Those lines of the data that hold the word "head" are to be copied out.

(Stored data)
○ ○ ○ ○

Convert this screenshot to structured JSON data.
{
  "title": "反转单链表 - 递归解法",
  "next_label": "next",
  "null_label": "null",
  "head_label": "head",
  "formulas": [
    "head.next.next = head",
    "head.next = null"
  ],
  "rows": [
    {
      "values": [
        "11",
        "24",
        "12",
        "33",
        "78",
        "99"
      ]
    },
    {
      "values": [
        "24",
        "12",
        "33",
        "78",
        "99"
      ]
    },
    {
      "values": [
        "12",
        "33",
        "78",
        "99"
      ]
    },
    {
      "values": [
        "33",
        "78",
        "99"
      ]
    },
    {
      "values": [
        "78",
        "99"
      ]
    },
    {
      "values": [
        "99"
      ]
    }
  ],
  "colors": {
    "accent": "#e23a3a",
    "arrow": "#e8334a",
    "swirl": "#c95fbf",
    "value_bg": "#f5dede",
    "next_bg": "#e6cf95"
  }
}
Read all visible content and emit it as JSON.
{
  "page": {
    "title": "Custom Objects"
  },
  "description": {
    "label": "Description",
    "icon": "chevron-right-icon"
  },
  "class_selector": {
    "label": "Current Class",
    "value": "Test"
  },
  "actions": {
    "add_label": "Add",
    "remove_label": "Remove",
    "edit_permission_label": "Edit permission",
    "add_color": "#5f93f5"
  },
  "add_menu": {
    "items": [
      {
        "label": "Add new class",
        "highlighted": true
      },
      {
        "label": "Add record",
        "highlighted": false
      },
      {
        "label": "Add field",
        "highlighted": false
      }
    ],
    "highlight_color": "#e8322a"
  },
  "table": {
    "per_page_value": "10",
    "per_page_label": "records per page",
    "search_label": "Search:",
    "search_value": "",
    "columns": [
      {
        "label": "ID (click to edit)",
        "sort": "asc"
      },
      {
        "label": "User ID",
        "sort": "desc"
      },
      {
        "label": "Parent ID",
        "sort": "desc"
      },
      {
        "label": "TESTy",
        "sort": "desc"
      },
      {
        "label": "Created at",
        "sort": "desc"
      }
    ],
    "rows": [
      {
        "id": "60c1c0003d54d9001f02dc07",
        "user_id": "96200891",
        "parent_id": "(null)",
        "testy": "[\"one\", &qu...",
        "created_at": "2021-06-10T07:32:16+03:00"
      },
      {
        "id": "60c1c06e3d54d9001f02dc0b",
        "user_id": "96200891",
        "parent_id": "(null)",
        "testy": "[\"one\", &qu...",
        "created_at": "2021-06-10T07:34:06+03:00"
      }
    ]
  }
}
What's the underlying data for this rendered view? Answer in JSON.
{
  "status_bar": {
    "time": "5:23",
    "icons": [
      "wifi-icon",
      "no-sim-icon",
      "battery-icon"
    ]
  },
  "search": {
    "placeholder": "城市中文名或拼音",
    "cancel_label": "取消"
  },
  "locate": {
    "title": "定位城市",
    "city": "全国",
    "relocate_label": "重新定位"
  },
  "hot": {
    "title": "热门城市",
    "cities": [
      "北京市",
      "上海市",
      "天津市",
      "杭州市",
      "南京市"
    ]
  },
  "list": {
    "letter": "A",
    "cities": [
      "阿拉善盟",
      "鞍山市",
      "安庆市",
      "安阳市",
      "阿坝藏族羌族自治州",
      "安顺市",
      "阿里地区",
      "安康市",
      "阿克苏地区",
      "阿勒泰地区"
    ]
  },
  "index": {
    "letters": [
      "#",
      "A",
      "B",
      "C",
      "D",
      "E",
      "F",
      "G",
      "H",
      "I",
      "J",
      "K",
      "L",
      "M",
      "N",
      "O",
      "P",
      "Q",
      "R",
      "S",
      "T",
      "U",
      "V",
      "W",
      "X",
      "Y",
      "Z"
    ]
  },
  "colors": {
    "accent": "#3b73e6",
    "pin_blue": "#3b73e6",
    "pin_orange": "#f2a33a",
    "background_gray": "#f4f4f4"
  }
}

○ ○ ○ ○

Output below>
  "head_label": "head",
    "head.next.next = head",
    "head.next = null"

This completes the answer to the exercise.